▶ Required work
A faithful copy of the data below is required, leaving out every picture.

------------------------------------------------------------------------

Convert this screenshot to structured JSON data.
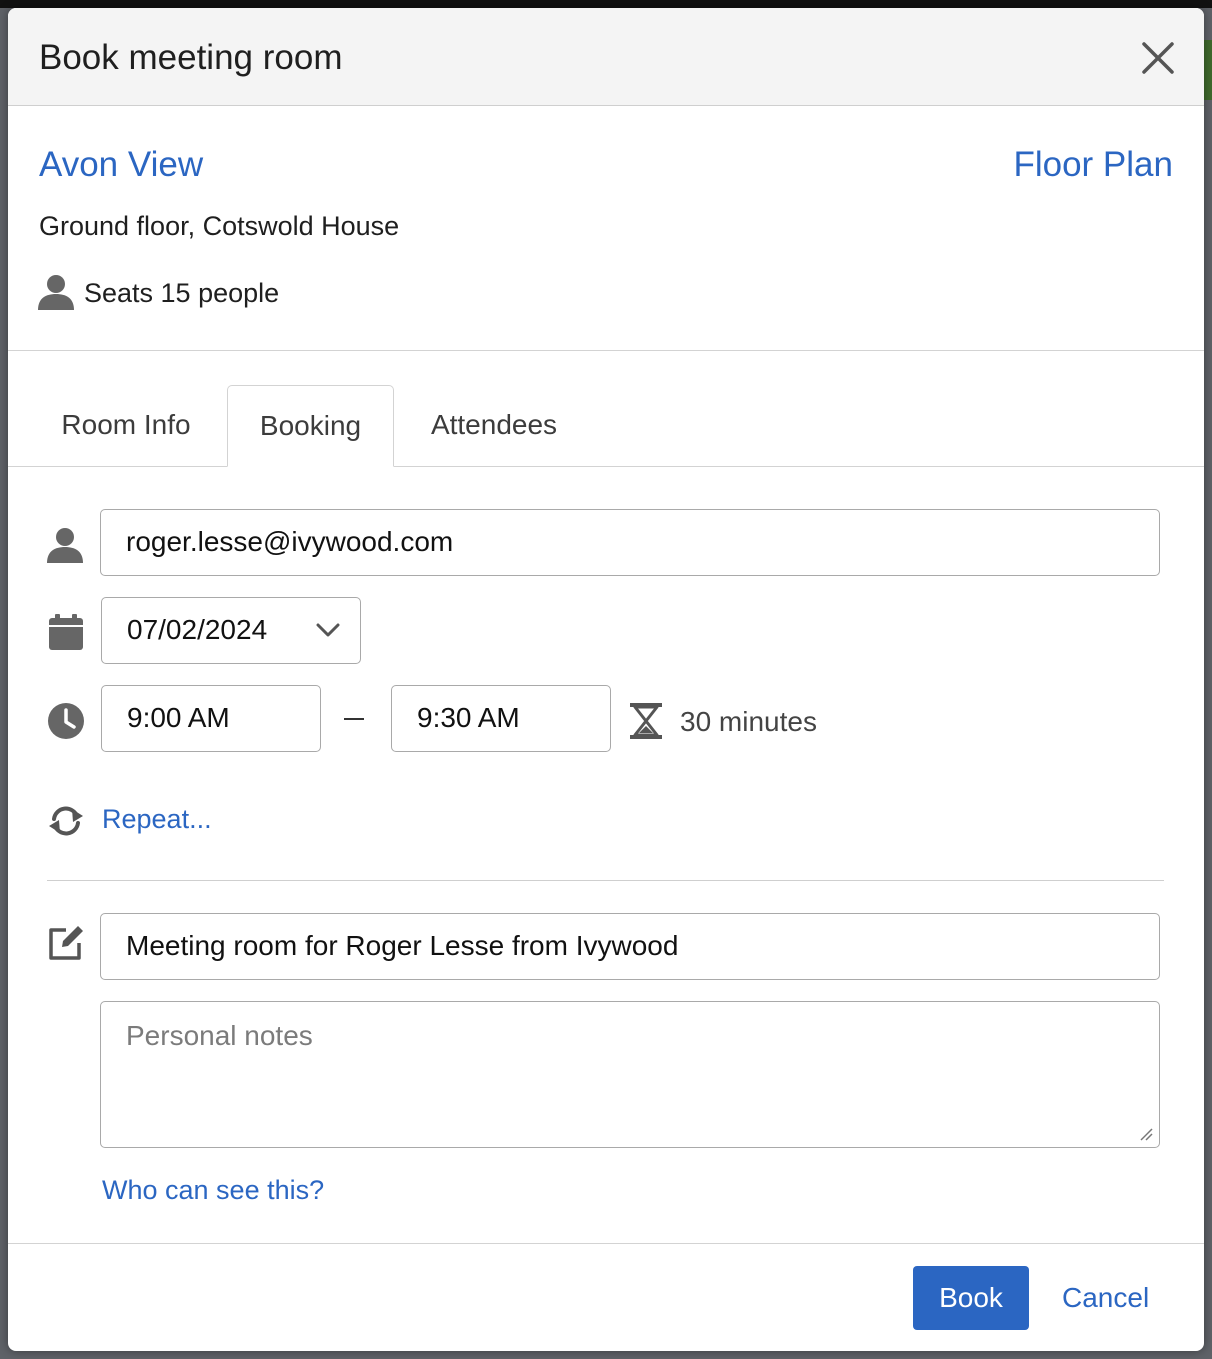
{
  "dialog": {
    "title": "Book meeting room",
    "close_icon": "close-icon"
  },
  "room": {
    "name": "Avon View",
    "floor_plan_link": "Floor Plan",
    "location": "Ground floor, Cotswold House",
    "seats": "Seats 15 people",
    "seats_icon": "person-icon"
  },
  "tabs": [
    {
      "label": "Room Info",
      "active": false
    },
    {
      "label": "Booking",
      "active": true
    },
    {
      "label": "Attendees",
      "active": false
    }
  ],
  "booking": {
    "email": {
      "icon": "person-icon",
      "value": "roger.lesse@ivywood.com"
    },
    "date": {
      "icon": "calendar-icon",
      "value": "07/02/2024",
      "dropdown_icon": "chevron-down-icon"
    },
    "time": {
      "icon": "clock-icon",
      "start": "9:00 AM",
      "end": "9:30 AM",
      "duration_icon": "hourglass-icon",
      "duration": "30 minutes"
    },
    "repeat": {
      "icon": "repeat-icon",
      "label": "Repeat..."
    },
    "subject": {
      "icon": "edit-icon",
      "value": "Meeting room for Roger Lesse from Ivywood"
    },
    "notes": {
      "value": "",
      "placeholder": "Personal notes"
    },
    "visibility_link": "Who can see this?"
  },
  "actions": {
    "book_label": "Book",
    "cancel_label": "Cancel"
  },
  "colors": {
    "accent": "#2b66c2",
    "header_bg": "#f4f4f4",
    "icon_gray": "#666666"
  }
}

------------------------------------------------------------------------

▶ Exercise result
Convert this screenshot to structured JSON data.
{
  "dialog": {
    "title": "Book meeting room",
    "close_icon": "close-icon"
  },
  "room": {
    "name": "Avon View",
    "floor_plan_link": "Floor Plan",
    "location": "Ground floor, Cotswold House",
    "seats": "Seats 15 people",
    "seats_icon": "person-icon"
  },
  "tabs": [
    {
      "label": "Room Info",
      "active": false
    },
    {
      "label": "Booking",
      "active": true
    },
    {
      "label": "Attendees",
      "active": false
    }
  ],
  "booking": {
    "email": {
      "icon": "person-icon",
      "value": "roger.lesse@ivywood.com"
    },
    "date": {
      "icon": "calendar-icon",
      "value": "07/02/2024",
      "dropdown_icon": "chevron-down-icon"
    },
    "time": {
      "icon": "clock-icon",
      "start": "9:00 AM",
      "end": "9:30 AM",
      "duration_icon": "hourglass-icon",
      "duration": "30 minutes"
    },
    "repeat": {
      "icon": "repeat-icon",
      "label": "Repeat..."
    },
    "subject": {
      "icon": "edit-icon",
      "value": "Meeting room for Roger Lesse from Ivywood"
    },
    "notes": {
      "value": "",
      "placeholder": "Personal notes"
    },
    "visibility_link": "Who can see this?"
  },
  "actions": {
    "book_label": "Book",
    "cancel_label": "Cancel"
  },
  "colors": {
    "accent": "#2b66c2",
    "header_bg": "#f4f4f4",
    "icon_gray": "#666666"
  }
}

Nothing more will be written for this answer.